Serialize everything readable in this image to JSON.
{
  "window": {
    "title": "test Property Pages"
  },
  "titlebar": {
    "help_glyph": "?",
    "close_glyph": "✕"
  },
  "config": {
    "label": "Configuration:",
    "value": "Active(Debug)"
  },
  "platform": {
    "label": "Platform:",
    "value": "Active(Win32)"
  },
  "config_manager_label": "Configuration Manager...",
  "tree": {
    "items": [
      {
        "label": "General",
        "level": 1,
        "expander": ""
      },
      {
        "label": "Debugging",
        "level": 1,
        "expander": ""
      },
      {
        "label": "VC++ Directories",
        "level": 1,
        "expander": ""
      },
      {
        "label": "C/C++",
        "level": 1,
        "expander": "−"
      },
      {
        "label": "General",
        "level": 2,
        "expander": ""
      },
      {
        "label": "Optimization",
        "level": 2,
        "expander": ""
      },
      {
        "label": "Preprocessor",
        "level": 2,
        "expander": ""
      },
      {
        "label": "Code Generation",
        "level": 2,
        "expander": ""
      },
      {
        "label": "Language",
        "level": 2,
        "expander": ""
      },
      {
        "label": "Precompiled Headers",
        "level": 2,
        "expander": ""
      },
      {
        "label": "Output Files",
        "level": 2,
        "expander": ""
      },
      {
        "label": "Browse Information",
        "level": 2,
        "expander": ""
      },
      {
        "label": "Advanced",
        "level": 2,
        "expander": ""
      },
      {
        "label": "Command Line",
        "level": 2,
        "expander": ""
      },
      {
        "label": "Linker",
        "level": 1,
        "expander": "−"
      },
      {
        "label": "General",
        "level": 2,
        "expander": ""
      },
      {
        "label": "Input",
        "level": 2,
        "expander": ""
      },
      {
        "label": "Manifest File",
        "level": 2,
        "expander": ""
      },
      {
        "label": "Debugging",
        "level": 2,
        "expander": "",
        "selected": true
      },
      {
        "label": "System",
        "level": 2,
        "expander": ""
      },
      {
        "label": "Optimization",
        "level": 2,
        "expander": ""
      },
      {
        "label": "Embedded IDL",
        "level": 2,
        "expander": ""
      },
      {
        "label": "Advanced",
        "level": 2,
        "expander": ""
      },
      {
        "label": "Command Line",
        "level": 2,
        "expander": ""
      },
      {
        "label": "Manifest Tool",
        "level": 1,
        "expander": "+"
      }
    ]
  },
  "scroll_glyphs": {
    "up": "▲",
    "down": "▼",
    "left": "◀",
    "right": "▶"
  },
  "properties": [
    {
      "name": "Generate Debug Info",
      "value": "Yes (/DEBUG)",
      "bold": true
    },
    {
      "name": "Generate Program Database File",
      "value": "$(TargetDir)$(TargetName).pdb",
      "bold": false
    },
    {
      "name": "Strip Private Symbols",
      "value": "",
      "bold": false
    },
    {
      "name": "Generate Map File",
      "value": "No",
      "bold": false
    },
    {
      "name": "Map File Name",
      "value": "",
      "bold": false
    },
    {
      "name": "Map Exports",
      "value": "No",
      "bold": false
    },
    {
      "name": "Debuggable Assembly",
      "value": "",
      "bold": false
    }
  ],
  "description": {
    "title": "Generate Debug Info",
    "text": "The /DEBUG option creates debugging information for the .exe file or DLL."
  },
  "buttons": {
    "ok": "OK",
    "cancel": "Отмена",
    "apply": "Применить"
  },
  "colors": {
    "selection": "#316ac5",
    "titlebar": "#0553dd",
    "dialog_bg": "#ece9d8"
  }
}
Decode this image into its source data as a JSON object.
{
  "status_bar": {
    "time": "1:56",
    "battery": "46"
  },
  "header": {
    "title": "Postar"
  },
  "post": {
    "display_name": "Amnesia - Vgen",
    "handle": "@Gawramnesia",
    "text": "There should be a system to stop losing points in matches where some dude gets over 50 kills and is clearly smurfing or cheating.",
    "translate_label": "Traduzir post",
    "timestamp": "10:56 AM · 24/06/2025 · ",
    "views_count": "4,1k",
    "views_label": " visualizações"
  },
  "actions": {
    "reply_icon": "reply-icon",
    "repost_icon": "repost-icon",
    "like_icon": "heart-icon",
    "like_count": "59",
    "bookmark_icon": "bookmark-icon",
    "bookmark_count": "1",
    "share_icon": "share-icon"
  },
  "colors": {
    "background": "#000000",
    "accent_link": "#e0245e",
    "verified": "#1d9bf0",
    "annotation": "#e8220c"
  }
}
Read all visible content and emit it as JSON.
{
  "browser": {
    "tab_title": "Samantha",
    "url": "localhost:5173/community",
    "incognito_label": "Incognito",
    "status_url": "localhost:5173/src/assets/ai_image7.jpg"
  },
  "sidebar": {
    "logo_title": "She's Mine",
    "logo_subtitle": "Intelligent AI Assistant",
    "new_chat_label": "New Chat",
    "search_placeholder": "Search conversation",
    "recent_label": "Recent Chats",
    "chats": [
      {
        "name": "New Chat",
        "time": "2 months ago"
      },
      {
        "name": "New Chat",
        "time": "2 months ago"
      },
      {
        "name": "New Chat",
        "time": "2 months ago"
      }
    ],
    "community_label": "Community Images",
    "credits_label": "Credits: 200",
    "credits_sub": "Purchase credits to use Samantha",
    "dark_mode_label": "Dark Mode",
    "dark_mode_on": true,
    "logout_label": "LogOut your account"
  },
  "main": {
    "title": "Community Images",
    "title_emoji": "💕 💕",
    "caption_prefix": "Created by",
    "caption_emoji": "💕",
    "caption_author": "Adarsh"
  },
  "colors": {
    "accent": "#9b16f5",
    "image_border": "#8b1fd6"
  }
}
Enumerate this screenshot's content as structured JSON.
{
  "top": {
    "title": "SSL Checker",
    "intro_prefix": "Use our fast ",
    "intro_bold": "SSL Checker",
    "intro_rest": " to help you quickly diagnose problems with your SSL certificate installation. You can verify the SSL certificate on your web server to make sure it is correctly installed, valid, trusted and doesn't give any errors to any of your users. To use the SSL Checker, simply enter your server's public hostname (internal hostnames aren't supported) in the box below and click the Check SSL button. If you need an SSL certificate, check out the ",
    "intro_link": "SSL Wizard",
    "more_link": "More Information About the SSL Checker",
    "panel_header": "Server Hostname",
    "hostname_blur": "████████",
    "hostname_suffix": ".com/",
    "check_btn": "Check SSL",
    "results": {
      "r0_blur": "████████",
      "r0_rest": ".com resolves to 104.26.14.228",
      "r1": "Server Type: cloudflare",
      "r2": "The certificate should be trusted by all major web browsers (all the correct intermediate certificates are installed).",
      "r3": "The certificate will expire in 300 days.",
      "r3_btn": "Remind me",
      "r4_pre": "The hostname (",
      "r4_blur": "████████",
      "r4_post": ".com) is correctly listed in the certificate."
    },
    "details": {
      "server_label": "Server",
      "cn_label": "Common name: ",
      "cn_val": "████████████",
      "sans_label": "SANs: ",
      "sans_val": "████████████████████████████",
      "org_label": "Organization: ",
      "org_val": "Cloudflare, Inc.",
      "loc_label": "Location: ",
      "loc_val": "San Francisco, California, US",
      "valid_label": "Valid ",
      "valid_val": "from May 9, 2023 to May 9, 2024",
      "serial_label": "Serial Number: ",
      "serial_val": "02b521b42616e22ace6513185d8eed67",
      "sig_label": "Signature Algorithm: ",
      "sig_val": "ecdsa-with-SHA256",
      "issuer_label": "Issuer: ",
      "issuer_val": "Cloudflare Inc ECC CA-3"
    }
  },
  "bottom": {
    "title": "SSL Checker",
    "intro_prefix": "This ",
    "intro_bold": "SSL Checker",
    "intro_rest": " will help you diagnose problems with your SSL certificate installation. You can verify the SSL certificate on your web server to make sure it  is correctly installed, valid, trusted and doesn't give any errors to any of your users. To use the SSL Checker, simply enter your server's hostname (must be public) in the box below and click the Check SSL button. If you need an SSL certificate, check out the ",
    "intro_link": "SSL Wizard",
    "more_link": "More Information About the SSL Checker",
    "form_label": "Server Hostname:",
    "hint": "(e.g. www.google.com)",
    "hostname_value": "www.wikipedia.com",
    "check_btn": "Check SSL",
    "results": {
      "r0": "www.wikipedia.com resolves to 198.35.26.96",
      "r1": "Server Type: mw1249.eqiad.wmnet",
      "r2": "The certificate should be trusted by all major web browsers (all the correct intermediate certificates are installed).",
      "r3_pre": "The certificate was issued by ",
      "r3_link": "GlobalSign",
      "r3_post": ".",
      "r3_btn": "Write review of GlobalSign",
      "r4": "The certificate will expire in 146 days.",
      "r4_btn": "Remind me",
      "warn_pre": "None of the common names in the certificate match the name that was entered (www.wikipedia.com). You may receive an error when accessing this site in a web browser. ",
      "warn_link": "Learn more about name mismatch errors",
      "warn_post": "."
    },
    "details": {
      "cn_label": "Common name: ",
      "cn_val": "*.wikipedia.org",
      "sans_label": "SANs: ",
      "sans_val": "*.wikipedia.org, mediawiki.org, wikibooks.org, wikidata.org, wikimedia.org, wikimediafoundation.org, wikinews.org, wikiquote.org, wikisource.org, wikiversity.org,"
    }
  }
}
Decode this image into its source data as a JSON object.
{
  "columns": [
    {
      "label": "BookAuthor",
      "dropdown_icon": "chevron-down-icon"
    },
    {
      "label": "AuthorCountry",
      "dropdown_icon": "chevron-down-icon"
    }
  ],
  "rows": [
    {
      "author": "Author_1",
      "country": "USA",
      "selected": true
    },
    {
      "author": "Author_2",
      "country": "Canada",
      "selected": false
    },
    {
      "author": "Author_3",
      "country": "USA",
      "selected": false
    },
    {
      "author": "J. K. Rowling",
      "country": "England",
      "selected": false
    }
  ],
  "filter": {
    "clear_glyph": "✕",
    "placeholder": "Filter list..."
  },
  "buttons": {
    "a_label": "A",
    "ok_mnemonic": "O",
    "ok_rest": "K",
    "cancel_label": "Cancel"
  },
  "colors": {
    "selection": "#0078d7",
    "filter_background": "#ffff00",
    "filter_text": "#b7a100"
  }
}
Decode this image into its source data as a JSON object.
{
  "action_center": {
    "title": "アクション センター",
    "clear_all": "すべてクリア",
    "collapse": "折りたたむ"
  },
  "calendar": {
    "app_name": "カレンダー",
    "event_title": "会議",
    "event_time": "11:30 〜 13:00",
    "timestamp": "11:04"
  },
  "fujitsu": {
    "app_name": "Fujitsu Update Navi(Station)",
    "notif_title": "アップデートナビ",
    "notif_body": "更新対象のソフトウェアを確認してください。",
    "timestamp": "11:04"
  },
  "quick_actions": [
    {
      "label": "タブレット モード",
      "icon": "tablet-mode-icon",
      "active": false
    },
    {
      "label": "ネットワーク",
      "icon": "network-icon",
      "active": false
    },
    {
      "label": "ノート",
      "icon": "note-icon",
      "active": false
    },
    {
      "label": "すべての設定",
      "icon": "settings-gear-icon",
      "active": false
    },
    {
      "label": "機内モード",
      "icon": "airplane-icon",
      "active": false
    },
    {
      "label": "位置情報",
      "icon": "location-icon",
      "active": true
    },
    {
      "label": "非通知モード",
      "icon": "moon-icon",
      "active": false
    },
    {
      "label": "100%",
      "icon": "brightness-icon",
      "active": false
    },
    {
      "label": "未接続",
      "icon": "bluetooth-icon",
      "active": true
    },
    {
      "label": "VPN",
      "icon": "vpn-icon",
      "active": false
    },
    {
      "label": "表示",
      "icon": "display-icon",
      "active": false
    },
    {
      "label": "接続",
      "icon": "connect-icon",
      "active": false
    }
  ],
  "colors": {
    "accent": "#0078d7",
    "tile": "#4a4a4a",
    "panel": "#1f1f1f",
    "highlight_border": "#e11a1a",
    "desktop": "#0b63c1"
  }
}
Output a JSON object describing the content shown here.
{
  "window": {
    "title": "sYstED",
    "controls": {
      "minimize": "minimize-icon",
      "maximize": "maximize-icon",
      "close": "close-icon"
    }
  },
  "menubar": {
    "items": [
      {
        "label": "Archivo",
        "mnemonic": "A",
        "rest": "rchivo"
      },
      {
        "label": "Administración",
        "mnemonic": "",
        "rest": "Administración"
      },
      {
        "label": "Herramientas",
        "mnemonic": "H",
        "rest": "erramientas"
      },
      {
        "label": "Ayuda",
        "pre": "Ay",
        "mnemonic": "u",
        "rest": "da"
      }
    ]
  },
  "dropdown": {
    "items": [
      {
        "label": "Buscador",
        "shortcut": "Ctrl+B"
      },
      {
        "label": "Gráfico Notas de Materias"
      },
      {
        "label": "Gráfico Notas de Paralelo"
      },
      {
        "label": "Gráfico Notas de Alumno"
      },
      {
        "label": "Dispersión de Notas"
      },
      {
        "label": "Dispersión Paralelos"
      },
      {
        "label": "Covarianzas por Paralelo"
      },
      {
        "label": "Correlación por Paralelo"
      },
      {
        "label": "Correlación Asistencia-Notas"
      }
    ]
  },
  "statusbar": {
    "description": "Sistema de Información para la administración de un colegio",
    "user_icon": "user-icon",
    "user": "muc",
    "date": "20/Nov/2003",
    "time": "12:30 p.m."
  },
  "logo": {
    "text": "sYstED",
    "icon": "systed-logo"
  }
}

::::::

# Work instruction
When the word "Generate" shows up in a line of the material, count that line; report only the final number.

# Result of this task
4